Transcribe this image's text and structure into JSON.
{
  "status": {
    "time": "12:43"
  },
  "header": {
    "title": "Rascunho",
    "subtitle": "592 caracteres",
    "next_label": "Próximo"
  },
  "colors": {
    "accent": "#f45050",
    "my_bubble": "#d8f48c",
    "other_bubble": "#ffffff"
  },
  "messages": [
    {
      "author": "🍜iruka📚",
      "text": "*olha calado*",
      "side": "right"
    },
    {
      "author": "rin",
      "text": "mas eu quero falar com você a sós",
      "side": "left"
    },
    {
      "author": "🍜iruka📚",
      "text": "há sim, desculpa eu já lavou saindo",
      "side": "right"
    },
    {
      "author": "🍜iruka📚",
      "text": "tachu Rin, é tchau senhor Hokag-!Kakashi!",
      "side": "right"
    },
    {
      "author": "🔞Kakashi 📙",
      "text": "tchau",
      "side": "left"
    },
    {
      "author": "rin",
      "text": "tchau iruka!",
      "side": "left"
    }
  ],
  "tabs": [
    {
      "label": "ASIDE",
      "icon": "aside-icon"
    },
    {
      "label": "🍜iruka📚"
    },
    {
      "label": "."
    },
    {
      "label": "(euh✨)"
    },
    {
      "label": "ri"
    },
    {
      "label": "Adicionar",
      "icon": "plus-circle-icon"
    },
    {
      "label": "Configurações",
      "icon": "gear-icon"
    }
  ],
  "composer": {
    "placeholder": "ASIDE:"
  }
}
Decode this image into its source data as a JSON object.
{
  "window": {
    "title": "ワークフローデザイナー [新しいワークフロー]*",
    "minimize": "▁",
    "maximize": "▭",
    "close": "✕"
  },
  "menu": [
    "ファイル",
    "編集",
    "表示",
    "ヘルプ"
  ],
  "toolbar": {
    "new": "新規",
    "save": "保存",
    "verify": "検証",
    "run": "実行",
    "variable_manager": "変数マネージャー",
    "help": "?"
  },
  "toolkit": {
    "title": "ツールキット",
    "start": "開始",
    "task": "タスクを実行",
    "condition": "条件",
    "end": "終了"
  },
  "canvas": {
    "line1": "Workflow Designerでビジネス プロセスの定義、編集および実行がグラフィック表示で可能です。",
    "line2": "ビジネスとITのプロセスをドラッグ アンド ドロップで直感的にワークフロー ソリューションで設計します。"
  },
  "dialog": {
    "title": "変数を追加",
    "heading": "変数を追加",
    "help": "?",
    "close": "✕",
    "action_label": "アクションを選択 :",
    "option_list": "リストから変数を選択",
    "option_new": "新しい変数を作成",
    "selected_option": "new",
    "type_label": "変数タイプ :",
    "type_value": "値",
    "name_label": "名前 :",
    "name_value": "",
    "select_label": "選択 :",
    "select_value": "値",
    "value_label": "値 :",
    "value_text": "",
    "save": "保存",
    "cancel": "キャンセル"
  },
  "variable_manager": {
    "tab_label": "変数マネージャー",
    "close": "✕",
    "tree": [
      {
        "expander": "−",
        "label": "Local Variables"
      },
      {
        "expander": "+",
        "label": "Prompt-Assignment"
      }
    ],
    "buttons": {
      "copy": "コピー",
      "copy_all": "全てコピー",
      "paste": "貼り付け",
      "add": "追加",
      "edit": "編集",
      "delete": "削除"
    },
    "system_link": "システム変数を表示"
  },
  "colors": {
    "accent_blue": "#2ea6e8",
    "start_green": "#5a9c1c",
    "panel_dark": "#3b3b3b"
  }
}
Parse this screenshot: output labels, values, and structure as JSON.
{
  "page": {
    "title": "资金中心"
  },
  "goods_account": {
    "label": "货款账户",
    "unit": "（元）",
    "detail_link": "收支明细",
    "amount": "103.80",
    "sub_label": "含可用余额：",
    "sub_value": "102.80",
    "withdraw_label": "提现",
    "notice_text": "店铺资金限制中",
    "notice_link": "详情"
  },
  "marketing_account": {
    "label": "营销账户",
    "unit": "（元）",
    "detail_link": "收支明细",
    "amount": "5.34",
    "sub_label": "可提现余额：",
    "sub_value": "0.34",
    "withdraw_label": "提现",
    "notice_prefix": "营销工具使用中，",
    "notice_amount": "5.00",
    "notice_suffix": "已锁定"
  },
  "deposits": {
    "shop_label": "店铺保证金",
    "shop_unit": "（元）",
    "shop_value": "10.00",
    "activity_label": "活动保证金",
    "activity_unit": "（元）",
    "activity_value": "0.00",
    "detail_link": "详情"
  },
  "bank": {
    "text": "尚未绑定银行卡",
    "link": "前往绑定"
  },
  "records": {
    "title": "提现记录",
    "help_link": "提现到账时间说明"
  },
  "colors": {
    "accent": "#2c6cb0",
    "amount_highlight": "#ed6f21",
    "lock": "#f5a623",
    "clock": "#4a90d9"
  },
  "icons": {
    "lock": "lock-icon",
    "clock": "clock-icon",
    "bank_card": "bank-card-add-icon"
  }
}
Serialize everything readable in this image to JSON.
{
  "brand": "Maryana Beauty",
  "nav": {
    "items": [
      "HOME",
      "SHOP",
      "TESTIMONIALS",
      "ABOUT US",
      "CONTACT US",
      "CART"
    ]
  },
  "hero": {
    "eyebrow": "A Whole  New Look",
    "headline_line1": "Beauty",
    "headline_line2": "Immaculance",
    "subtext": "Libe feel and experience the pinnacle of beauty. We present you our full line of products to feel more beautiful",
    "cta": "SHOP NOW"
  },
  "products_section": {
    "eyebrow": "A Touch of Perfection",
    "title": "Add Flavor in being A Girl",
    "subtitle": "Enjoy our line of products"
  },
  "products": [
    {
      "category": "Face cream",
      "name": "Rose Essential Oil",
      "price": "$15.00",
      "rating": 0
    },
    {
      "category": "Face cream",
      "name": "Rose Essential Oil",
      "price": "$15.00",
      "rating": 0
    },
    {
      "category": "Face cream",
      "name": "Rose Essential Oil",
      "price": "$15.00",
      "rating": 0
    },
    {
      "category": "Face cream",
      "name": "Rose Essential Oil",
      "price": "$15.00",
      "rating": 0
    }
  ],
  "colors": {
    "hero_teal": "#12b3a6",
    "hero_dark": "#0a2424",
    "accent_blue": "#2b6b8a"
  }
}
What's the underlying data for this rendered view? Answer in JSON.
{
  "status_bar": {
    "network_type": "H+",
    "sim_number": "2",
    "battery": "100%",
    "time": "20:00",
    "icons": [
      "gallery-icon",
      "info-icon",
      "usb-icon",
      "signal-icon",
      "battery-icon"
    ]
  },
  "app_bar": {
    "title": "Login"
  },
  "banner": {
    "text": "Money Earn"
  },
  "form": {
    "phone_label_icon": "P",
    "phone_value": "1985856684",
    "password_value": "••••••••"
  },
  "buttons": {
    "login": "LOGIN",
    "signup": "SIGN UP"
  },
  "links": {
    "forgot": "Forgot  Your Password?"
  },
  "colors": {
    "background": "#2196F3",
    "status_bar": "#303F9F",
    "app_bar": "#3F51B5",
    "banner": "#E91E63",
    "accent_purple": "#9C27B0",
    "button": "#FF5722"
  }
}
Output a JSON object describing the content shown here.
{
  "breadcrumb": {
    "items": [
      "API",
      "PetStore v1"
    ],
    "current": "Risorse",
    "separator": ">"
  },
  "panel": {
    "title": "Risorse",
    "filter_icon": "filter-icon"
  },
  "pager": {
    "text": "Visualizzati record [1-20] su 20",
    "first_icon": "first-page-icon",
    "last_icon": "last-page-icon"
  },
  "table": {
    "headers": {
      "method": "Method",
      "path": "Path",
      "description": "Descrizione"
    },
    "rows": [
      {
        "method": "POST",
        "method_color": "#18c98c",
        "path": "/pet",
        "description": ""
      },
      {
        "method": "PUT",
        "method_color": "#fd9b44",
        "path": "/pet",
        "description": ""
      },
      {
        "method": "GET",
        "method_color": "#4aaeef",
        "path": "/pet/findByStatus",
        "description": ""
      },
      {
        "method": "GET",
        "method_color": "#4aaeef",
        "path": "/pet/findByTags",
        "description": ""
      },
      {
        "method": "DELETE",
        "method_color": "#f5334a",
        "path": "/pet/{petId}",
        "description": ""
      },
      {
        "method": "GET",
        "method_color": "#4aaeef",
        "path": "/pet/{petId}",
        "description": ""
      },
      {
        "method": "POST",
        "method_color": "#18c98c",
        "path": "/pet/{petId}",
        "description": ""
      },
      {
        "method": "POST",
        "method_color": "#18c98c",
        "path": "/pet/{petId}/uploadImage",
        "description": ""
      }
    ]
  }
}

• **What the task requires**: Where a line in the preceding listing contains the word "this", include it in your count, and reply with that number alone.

• **Output below**: 5